The Nasser government imposed travel restrictions in the form of "exit visas", so Sharif's travel to take part in international films was sometimes impeded, which he could not tolerate. These travel restrictions influenced Sharif's decision to remain in Europe between his film shoots, a decision that cost him his marriage to Faten Hamama, though they remained friends. It was a major crossroads in Sharif's life and changed him from an established family man to a lifelong bachelor living in European hotels. When commenting about his fame and life in Hollywood, Sharif said, "It gave me glory, but it gave me loneliness also. And a lot of missing my own land, my own people and my own country". When Sharif's affair with Barbra Streisand was made public in the Egyptian press, his Egyptian citizenship was almost withdrawn by the Egyptian government because of Streisand's Jewish descent and vocal support of Israel, which was then in a state of war with Egypt.
Sharif became friends with Peter O'Toole during the making of Lawrence of Arabia. They appeared in several other films together and remained close friends. He was also good friends with Egyptologist Zahi Hawass. Actor and friend Tom Courtenay revealed in an interview for the July 19, 2008 edition of BBC Radio's Test Match Special that Sharif supported Hull City Association Football Club and in the 1970s he would telephone their automated scoreline from his home in Paris for score updates. Sharif was given an honorary degree by the University of Hull in 2010 and he used the occasion to meet Hull City football player Ken Wagstaff. Sharif also had an interest in horse racing spanning more than 50 years. He had a long friendship with racehorse trainer David Smaga and Sharif was often seen at French racecourses, with Deauville-La Touques Racecourse being his favourite. Sharif's horses won a number of important races and he had his best successes with Don Bosco, who won the Prix Gontaut-Biron, Prix Perth and Prix du Muguet. He also wrote for a French horse racing magazine.

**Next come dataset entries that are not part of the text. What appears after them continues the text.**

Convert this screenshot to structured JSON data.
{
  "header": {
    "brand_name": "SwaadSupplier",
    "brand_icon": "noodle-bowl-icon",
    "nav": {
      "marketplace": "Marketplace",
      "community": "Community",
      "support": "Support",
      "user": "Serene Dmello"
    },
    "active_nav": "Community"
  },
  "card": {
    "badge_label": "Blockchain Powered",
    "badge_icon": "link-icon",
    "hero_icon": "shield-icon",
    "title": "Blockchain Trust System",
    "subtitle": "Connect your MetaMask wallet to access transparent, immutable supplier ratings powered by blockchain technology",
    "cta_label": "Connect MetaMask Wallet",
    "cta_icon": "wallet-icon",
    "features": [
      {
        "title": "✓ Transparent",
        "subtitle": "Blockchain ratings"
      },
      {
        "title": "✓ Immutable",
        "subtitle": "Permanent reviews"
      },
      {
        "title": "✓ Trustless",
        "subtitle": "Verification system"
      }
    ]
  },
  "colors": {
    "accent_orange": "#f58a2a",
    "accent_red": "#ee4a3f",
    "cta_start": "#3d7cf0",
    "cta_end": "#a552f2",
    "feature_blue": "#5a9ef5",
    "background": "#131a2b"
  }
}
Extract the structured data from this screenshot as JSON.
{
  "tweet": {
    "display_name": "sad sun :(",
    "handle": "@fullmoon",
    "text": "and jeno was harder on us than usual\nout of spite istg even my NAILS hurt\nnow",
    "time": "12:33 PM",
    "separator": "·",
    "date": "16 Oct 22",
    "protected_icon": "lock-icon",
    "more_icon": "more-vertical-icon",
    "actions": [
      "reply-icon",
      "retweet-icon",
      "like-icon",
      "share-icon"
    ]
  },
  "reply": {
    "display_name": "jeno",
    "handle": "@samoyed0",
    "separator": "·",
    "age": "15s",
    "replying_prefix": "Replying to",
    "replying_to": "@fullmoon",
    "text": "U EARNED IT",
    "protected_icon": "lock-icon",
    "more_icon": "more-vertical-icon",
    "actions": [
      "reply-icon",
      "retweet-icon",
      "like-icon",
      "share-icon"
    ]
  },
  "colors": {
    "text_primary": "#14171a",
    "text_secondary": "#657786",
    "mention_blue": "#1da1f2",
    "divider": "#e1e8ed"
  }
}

In later life, Sharif lived mostly in Cairo with his family. In addition to his son, he had two grandsons, Omar (born 1983 in Montreal) and Karim. The younger Omar Sharif is also an actor.
Health problems and death
Sharif had a triple heart bypass in 1992 and suffered a mild heart attack in 1994. Until his bypass, Sharif smoked 100 cigarettes a day. He quit smoking after the operation.
In May 2015 it was reported that Sharif was suffering from Alzheimer's disease. His son Tarek Sharif said that his father was becoming confused when remembering some of the biggest films of his career; he would mix up the names of his best-known films, Doctor Zhivago and Lawrence of Arabia, often forgetting where they were filmed.
On 10 July 2015, less than six months after Hamama's death at the same age, Sharif died after suffering a heart attack at a hospital in Cairo, Egypt. He was 83.
On 12 July 2015, Sharif's funeral was held at the Grand Mosque of Mushir Tantawi in eastern Cairo. The funeral was attended by a group of Sharif's relatives, friends and Egyptian actors, his casket draped in the Egyptian flag and a black shroud. His coffin was later taken to the El-Sayeda Nafisa cemetery in southern Cairo, where he was buried.